Reframe. Stop thinking about exercise as a personal indulgence. “We feel almost selfish taking time away from our jobs or our family. We think about our existence through the lens of only work or life. But exercise benefits both of these things: You’ll be more pleasant, better at your job, faster, and even have a better memory,” Friedman says.

Connect With Your Inner Child. If you’d rather swim with snakes than hit the treadmill, think back to activities that you loved to do as a kid. Was it tennis? Skiing? Surfing? “If you enjoyed it then, you will now,” says Friedman. “Don’t try to talk yourself into an activity you dislike.”

Time Your Workouts. Exercise when your energy levels are up. “For most people, this is the morning. We tend to experience a real dip at around 2 p.m. and again at 5. Seven hours after you wake up is when you want to nap,” says Friedman. So seize your active moments; if you plan a workout for midday or after work, you might give in to fatigue and fall back into your old, sedentary ways.

Start Slow. Set attainable goals. If you’re a committed couch potato, think about getting active once or twice a week. “If you promise yourself that you’ll suddenly work out every morning, you’ll end up only disappointing yourself and getting frustrated,” Friedman warns.

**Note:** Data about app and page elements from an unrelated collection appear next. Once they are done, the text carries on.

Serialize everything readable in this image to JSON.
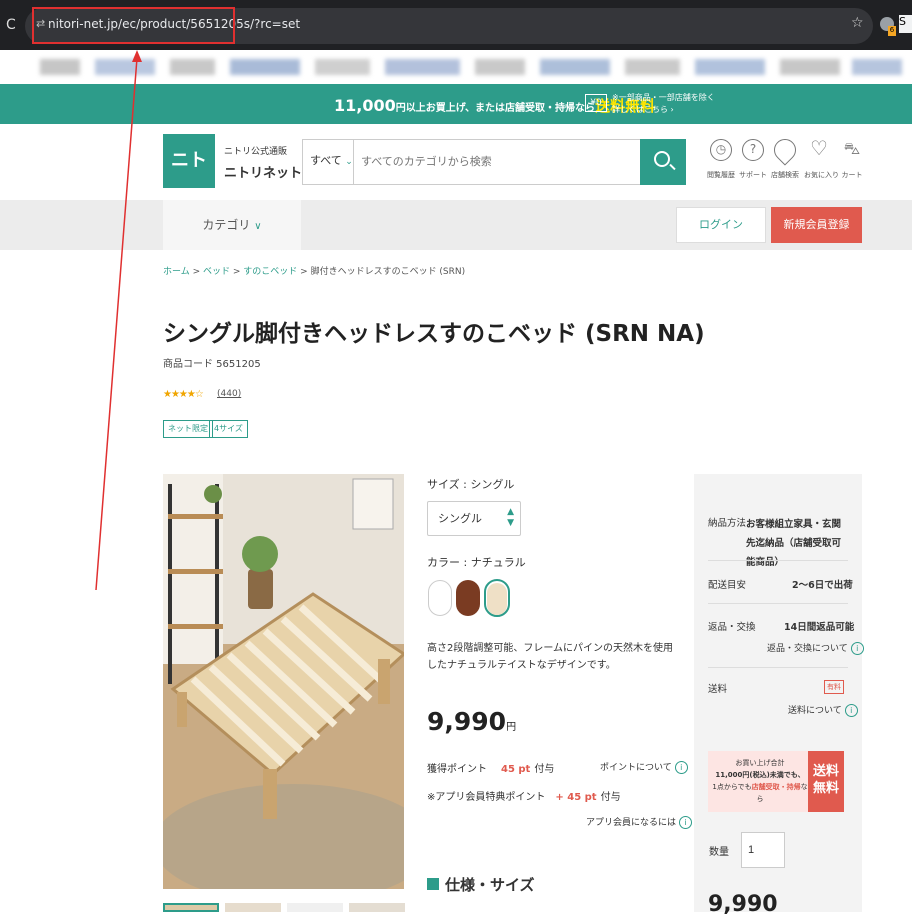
{
  "browser": {
    "url": "nitori-net.jp/ec/product/5651205s/?rc=set",
    "ext_badge": "6",
    "ext_letter": "S"
  },
  "promo": {
    "main_prefix": "11,000",
    "main_mid": "円以上お買上げ、または店舗受取・持帰なら",
    "main_free": "送料無料",
    "zero": "¥0",
    "note_line1": "※一部商品・一部店舗を除く",
    "note_line2": "詳しくはこちら ›"
  },
  "header": {
    "logo_text": "ニトリ",
    "logo_sub": "ニトリ公式通販",
    "logo_main": "ニトリネット",
    "search_category": "すべて",
    "search_placeholder": "すべてのカテゴリから検索",
    "icons": [
      {
        "name": "browsing-history-icon",
        "glyph": "🕓",
        "label": "閲覧履歴"
      },
      {
        "name": "support-icon",
        "glyph": "?",
        "label": "サポート"
      },
      {
        "name": "store-search-icon",
        "glyph": "📍",
        "label": "店舗検索"
      },
      {
        "name": "favorites-icon",
        "glyph": "♡",
        "label": "お気に入り"
      },
      {
        "name": "cart-icon",
        "glyph": "🛒",
        "label": "カート"
      }
    ]
  },
  "nav": {
    "category": "カテゴリ",
    "login": "ログイン",
    "register": "新規会員登録"
  },
  "breadcrumb": {
    "home": "ホーム",
    "bed": "ベッド",
    "sunoko": "すのこベッド",
    "current": "脚付きヘッドレスすのこベッド (SRN)",
    "sep": " > "
  },
  "product": {
    "title": "シングル脚付きヘッドレスすのこベッド (SRN NA)",
    "code": "商品コード 5651205",
    "rating": 4,
    "stars": "★★★★☆",
    "review_count": "(440)",
    "tags": [
      "ネット限定",
      "4サイズ"
    ],
    "size_label": "サイズ : シングル",
    "size_value": "シングル",
    "color_label": "カラー : ナチュラル",
    "colors": [
      "#ffffff",
      "#7a3b22",
      "#efe0c6"
    ],
    "description": "高さ2段階調整可能、フレームにパインの天然木を使用したナチュラルテイストなデザインです。",
    "price": "9,990",
    "price_unit": "円",
    "points_label": "獲得ポイント",
    "points_value": "45 pt",
    "points_suffix": "付与",
    "points_link": "ポイントについて",
    "app_label": "※アプリ会員特典ポイント",
    "app_value": "+ 45 pt",
    "app_suffix": "付与",
    "app_link": "アプリ会員になるには",
    "spec_heading": "仕様・サイズ"
  },
  "side": {
    "delivery_method_label": "納品方法",
    "delivery_method_value": "お客様組立家具・玄関先迄納品（店舗受取可能商品）",
    "delivery_date_label": "配送目安",
    "delivery_date_value": "2〜6日で出荷",
    "return_label": "返品・交換",
    "return_value": "14日間返品可能",
    "return_link": "返品・交換について",
    "shipping_label": "送料",
    "shipping_tag": "有料",
    "shipping_link": "送料について",
    "free_line1": "お買い上げ合計",
    "free_line2": "11,000円(税込)未満でも、",
    "free_line3_pre": "1点からでも",
    "free_line3_em": "店舗受取・持帰",
    "free_line3_post": "なら",
    "free_badge": "送料無料",
    "qty_label": "数量",
    "qty_value": "1",
    "price": "9,990"
  }
}
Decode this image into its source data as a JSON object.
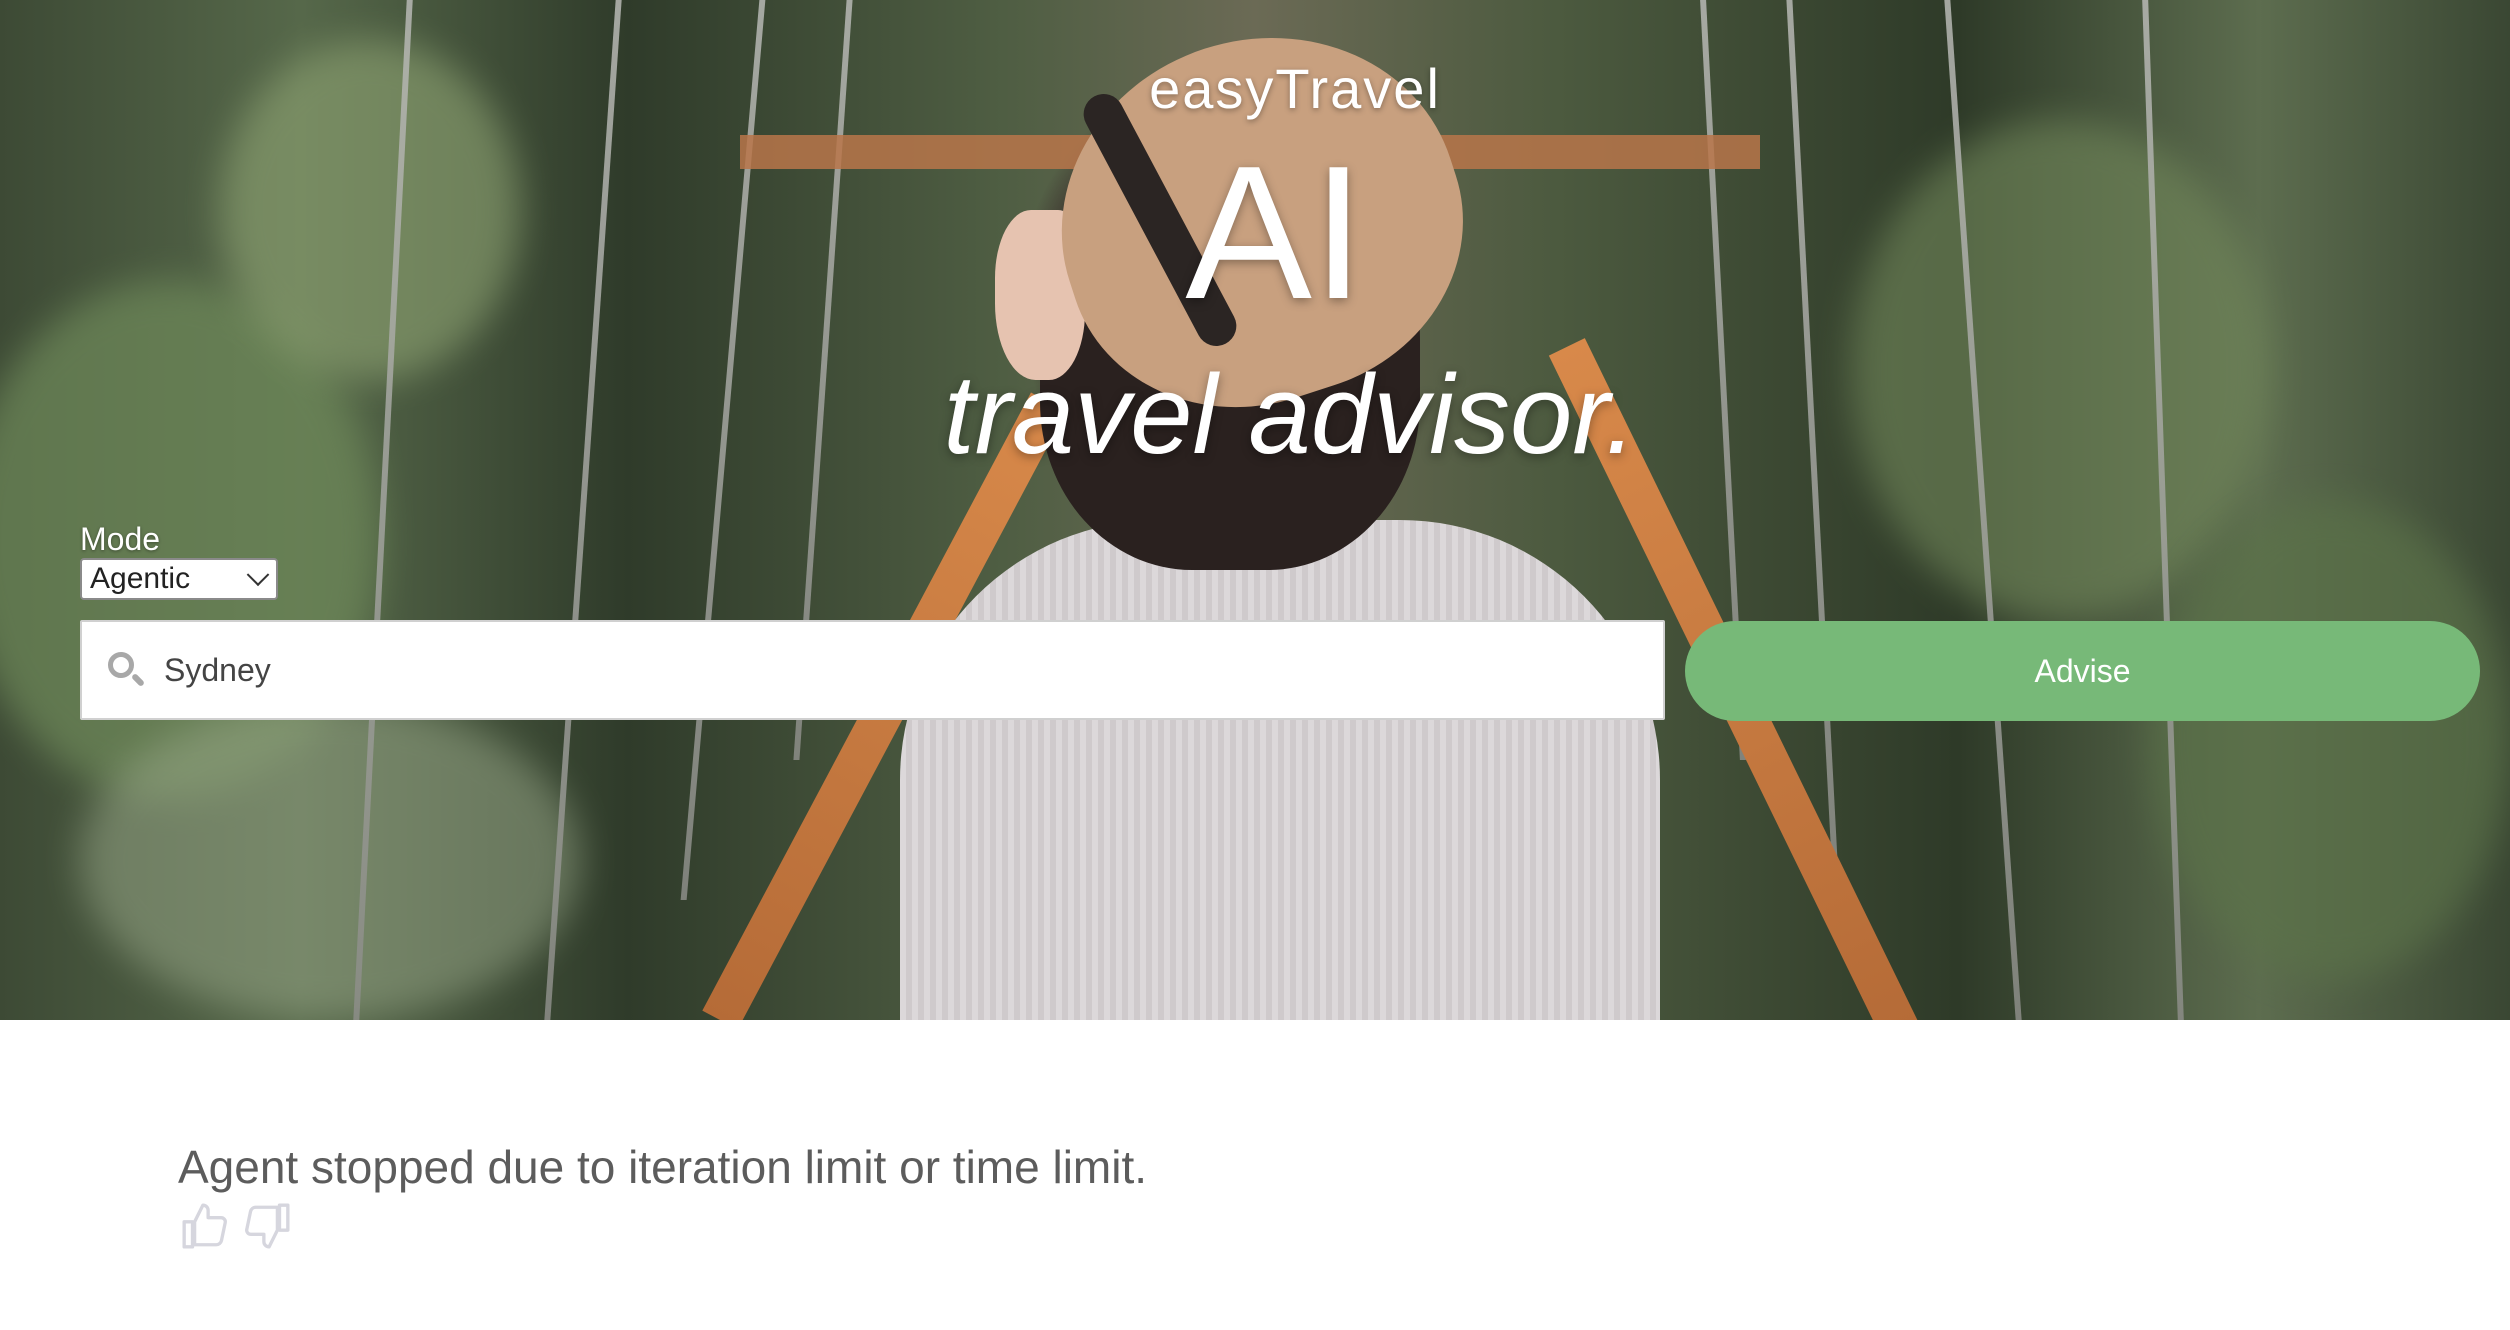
{
  "hero": {
    "brand": "easyTravel",
    "headline": "AI",
    "tagline": "travel advisor."
  },
  "mode": {
    "label": "Mode",
    "selected": "Agentic"
  },
  "search": {
    "value": "Sydney",
    "icon": "search-icon"
  },
  "advise_button": {
    "label": "Advise",
    "color": "#77b978"
  },
  "result": {
    "message": "Agent stopped due to iteration limit or time limit."
  },
  "feedback": {
    "like_icon": "thumbs-up-icon",
    "dislike_icon": "thumbs-down-icon",
    "icon_color": "#d6d6de"
  }
}
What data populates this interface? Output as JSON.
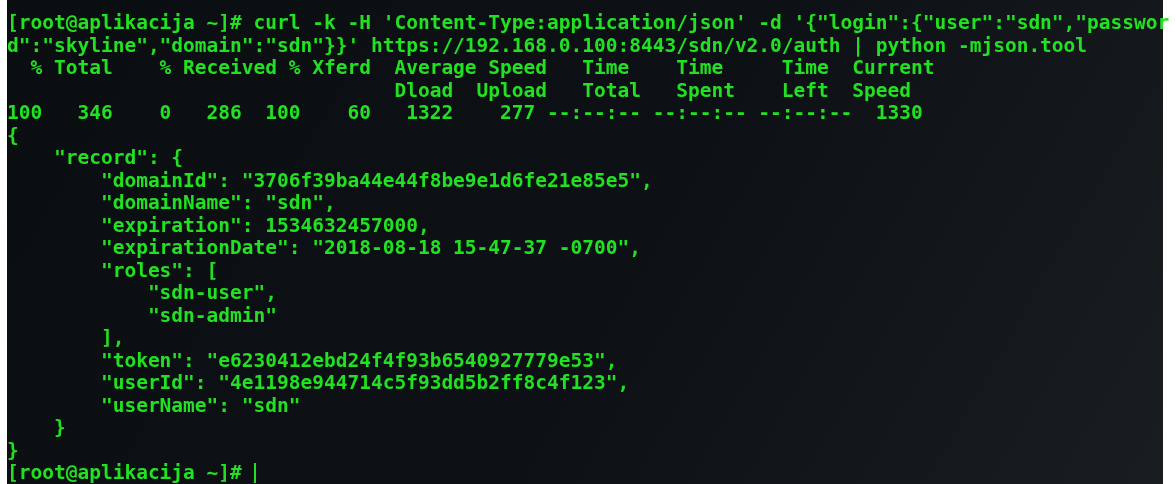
{
  "terminal": {
    "lines": [
      "[root@aplikacija ~]# curl -k -H 'Content-Type:application/json' -d '{\"login\":{\"user\":\"sdn\",\"passwor",
      "d\":\"skyline\",\"domain\":\"sdn\"}}' https://192.168.0.100:8443/sdn/v2.0/auth | python -mjson.tool",
      "  % Total    % Received % Xferd  Average Speed   Time    Time     Time  Current",
      "                                 Dload  Upload   Total   Spent    Left  Speed",
      "100   346    0   286  100    60   1322    277 --:--:-- --:--:-- --:--:--  1330",
      "{",
      "    \"record\": {",
      "        \"domainId\": \"3706f39ba44e44f8be9e1d6fe21e85e5\",",
      "        \"domainName\": \"sdn\",",
      "        \"expiration\": 1534632457000,",
      "        \"expirationDate\": \"2018-08-18 15-47-37 -0700\",",
      "        \"roles\": [",
      "            \"sdn-user\",",
      "            \"sdn-admin\"",
      "        ],",
      "        \"token\": \"e6230412ebd24f4f93b6540927779e53\",",
      "        \"userId\": \"4e1198e944714c5f93dd5b2ff8c4f123\",",
      "        \"userName\": \"sdn\"",
      "    }",
      "}"
    ],
    "prompt": "[root@aplikacija ~]#"
  }
}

Make a List. If you’re feeling truly guilty about abandoning your desk for the gym, play a little trick on yourself. Friedman suggests making a list of difficult problems that require solving and skimming it before exercising. “It’s one way of alleviating that implicit guilt. I do it for myself, and inevitably, over the course of my workout, a solution will reveal itself,” he says. Problem-solving while getting fit? A good workout indeed.

Photo Credit: Tara Moore/Getty

See also: The Key To Productivity (It’s Not What You Think)